Much has happened since I left Israel in June.
First, the feared Gaza flotilla redux fizzled just outside the Greek harbor. Thanks to Israeli diplomacy, Greece sent its Navy out to turn the boats back as they set out to sea. Apparently, struggling Greece now needs Israel more than it needs left-wing sentimentalists who think they are helping the Gazan people but are mainly helping Hamas.
Or perhaps it’s Turkey’s anti-Israel animus that is pushing Greece toward Israel. The prime minister, Recep Tayyip Erdogan, years ago began a determined, deliberate weakening of relations with the Jewish state. Among other things, he publicly insulted Shimon Peres by walking out on him at Davos before a large, distinguished audience, to protest Israel’s 2009 war in Gaza.
Things worsened after Israeli commandos killed nine activists, mostly Turkish, after boarding a ship in the last flotilla approaching Gaza. The Israelis defended themselves with guns against an attack with clubs and other crude weapons. Turkey (where the flotilla was partly organized) demanded an apology and reparations, and Israel tried to negotiate a compromise.
But last month the UN’s Palmer Report on the incident was leaked. It criticized Israel for excessive use of force, but it also declared the Israeli blockade of Gaza legal and confirmed that the commandos had been attacked. The outraged Turks stretched their demands: apologize, compensate, and by the way, end the Gaza blockade. Israel now understood that Erdogan could not be satisfied.
Turkey expelled Israel’s ambassador and downscaled the two countries’ ties to the lowest level. Erdogan is playing not only to his country’s anti-Zionist crowd, but also to the Arab street, in a bid for regional leadership that, since he isn’t Arab, seems almost as improbable as Iran’s bid, now lost in Syrian turmoil.
Meanwhile, the Egyptian Spring has become a long, hot summer. Gazan terrorists infiltrated through Sinai—supposedly under Egyptian control—and murdered Israelis in three different places near the resort town of Eilat. Israel responded of course, but in the resulting exchange of fire Egyptian soldiers were killed, angering many of their countrymen. Caught between undesirable outcomes, Israel accepted the presence of scores of thousands of Egyptian troops in Sinai for the first time in decades.
With confusion about Egypt’s future, this result confirmed what many predicted as soon as Mubarak left: Israel would have to prepare to defend its Southern border, which it has not had to do for many years. This does not necessarily mean war, it means uncertainty, but it also means diversion of resources.

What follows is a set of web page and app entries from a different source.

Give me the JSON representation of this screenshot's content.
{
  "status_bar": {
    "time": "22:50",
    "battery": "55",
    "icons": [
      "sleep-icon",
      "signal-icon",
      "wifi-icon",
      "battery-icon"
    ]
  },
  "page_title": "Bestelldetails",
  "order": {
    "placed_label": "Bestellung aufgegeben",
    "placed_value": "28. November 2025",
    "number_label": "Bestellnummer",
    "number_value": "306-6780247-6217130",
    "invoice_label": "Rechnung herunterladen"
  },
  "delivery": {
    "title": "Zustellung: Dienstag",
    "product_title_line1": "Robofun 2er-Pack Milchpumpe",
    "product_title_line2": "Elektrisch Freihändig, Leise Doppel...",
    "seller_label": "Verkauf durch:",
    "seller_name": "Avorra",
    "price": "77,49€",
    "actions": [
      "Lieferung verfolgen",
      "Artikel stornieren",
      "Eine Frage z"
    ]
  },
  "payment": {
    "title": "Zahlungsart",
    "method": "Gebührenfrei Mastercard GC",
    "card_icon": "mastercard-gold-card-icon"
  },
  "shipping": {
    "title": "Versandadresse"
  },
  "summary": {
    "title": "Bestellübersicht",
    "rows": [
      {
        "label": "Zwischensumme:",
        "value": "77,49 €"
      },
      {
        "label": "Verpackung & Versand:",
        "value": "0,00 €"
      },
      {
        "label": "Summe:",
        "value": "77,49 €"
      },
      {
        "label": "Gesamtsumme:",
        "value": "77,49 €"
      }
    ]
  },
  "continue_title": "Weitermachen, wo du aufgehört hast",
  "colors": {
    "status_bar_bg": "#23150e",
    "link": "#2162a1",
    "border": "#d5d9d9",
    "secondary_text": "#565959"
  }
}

And in the last few days, Cairo mobs have torn down the wall around the Israeli embassy and, for their own protection, the ambassador and his family were whisked away in a military jet.
All this time, hundreds of thousands of protestors in Israel—Jewish and Arab citizens alike—have been marching and pitching tent cities, decrying extreme inequality in a country considered socialist a couple of decades ago. By avoiding foreign policy, these protests rallied a wide swath of Israeli society. They have now waned with little result, but the discontent they revealed beneath the economic miracle, with wealth concentrated in fewer and fewer hands, will not go away.
Nor will the foreign threats. Egypt’s army does not want war with Israel, but what if the Muslim Brotherhood, the only well-organized group outside the army, gains power in the elections? Turkey now vows to send its gunboats to protect the next Gaza flotilla. What does Israel do then? Drop the blockade? Hope they are bluffing? Take on the Turkish navy?
Syria is in turmoil, its government slaughtering its own protesting people. Will this end badly for Israel? Nobody can say. Will Iraq be stable after America withdraws? We have to hope so. The Palestinians press on with their bid for unilateral statehood through a vote in the UN General Assembly, which should be taken soon. The result on the ground? Probably not much, but who knows? Settlement expansion continues in the West Bank, making peace talks less plausible with each new apartment.
And Iran’s nuclear centrifuges spin.